Hooded and Bound



I’m an elementary art teacher and Netflix/HBO enthusiast who specializes in hand-craftsmanship, specifically, bookbinding and crocheted winter-wear. Pom poms and journals are my jam people. Follow me on Instagram @cthomps4 and @artwithcoacht.

My elementary classroom is one of confidence, individuality and a bit of dry humor— check out my educational site: artwithcoacht.com. It’s pretty rad.

Also: three cats, one number-one-bud (husband), and all the (acrylic) yarn Michaels can spare—wool allergy.

And mermaids. LOVE mermaids.

Cheers and Happy Creating.




My mother taught me how to crochet at age eight. From there I made crooked purses and mini-scarves. Twenty years later I was inspired to make various styles of scarves (even and large this time) and hats by the harsh winters of Boston. Tripping on slippery, iced sidewalks, willing my body to remain upright against the strong winds, a portable, warm, sleeping-bag type creation was necessary. Thus my hooded infinity collection was born.

I originally designed a neck scarf with an attachment resembling a bib – I did indeed name this a “Barf” (Bib + Scarf) hoping to reclaim the ill-descriptive term. My goal was to warm my neck and chest without any extra arm bulk. It worked, but, needless to say, the name did not, and I found that my head was still cold. To solve this problem I crocheted an infinity scarf and added a seam in the back which created a hood. Now I roam warmly in the winter, snug in my bulky crocheted creations called Hooded Infinity Scarves, a name far more appealing than “Barf”, although the latter title did initially grab some attention.

Of course hats are amazing. So I make those as well. On days when the alarm doesn't go off, or you're too tired, or there isn't enough product and styling hair just isn't going to happen, the hat is the perfect scapegoat for your messy 'do. Plus they're super cozy. To sum up my opinion of hats, I will borrow a quote from the film, Crazy, Stupid, Love, they're "the perfect combination of sexy and cute."



My job as a bookbinder involves a commitment to creating unique products that maintain a superior level of sentimentality over the mass-produced digital competition. The more tactile an experience, the more emotion can be evoked. Hand-written words, paper texture, the anticipation of turning a page, all have an allure that scrolling and clicking do not. There is an elegance in my products that stems from my clients’ desires for something that can be theirs alone. Chic and timeless, handmade books become unique, treasured objects upon contact.

Will emails and Word documents hold the same sentiment in fifty years than a hand-written letter, drawing, grocery list, or doodle? Think about reading the notes you passed in high school -- doesn't the ridiculous hand-writing whoosh you back to middle school? Perhaps one does not want to re-visit that time period... but still, a memory resurfaces. 

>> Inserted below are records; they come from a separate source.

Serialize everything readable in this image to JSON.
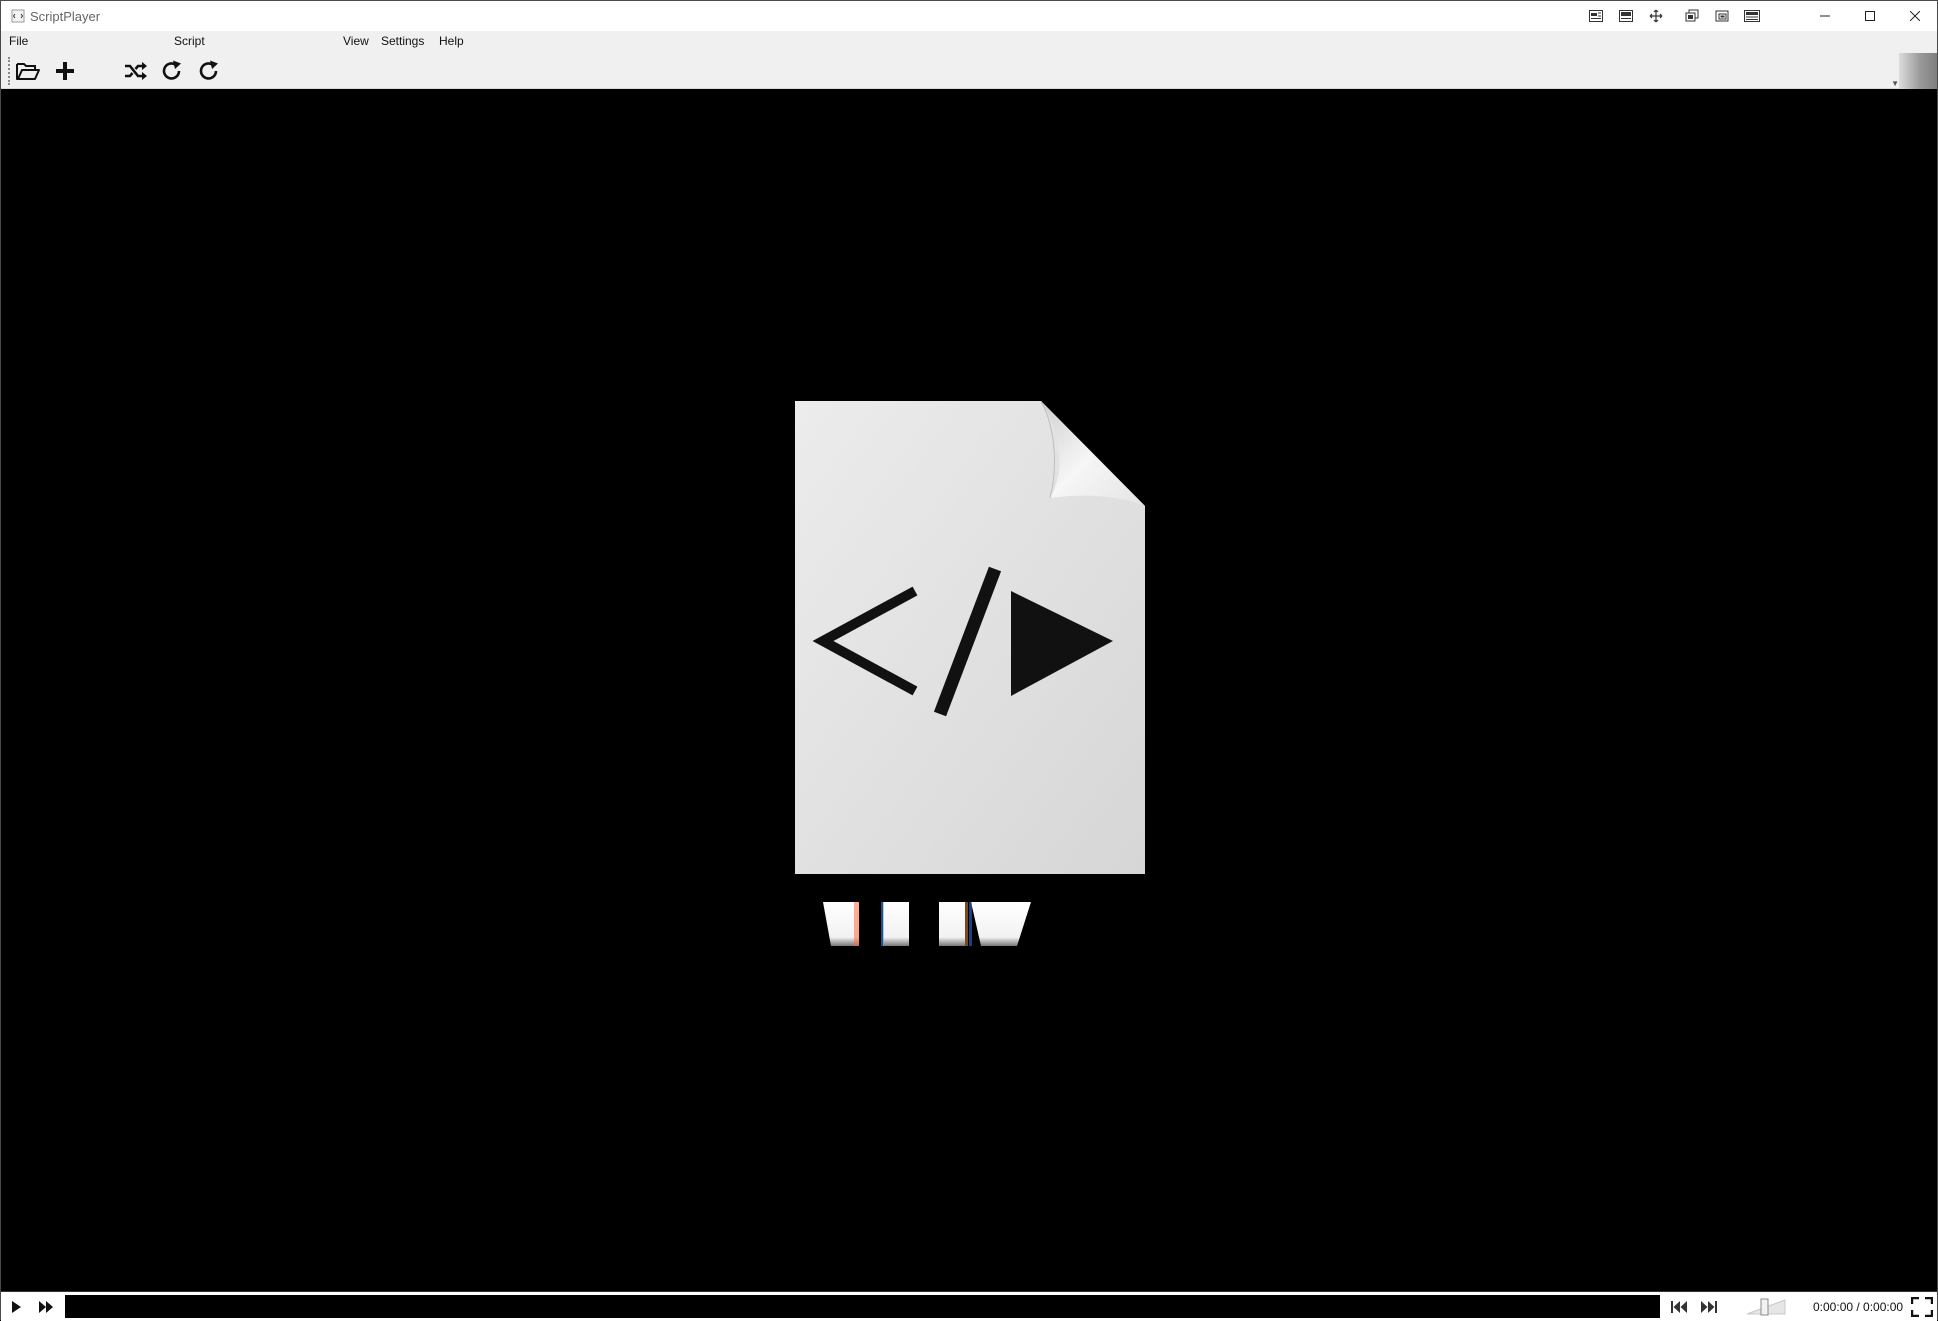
{
  "window": {
    "title": "ScriptPlayer"
  },
  "menu": {
    "file": "File",
    "script": "Script",
    "view": "View",
    "settings": "Settings",
    "help": "Help"
  },
  "toolbar": {
    "buttons": [
      {
        "name": "open",
        "icon": "folder-open-icon"
      },
      {
        "name": "add",
        "icon": "plus-icon"
      },
      {
        "name": "shuffle",
        "icon": "shuffle-icon"
      },
      {
        "name": "repeat",
        "icon": "repeat-icon"
      },
      {
        "name": "repeat-one",
        "icon": "repeat-icon"
      }
    ]
  },
  "title_tools": [
    "layout-icon-1",
    "layout-icon-2",
    "move-icon",
    "layers-icon",
    "overlay-icon",
    "panel-icon"
  ],
  "player": {
    "placeholder_icon": "script-file-icon",
    "time_display": "0:00:00 / 0:00:00",
    "volume_level": 0.45,
    "progress": 0
  },
  "colors": {
    "background": "#000000",
    "chrome": "#f0f0f0",
    "placeholder_page": "#e2e2e2"
  }
}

Books won't crash. Books won't run out of battery. When you spill on your book, it can be fixed. Even if you set mild fire to your text, it can most likely be mended. 

Remember the feel of a pencil in your hand and the joy of flipping through a journal for the next empty page to scribble your thoughts or sketches. Remember, and then contact me.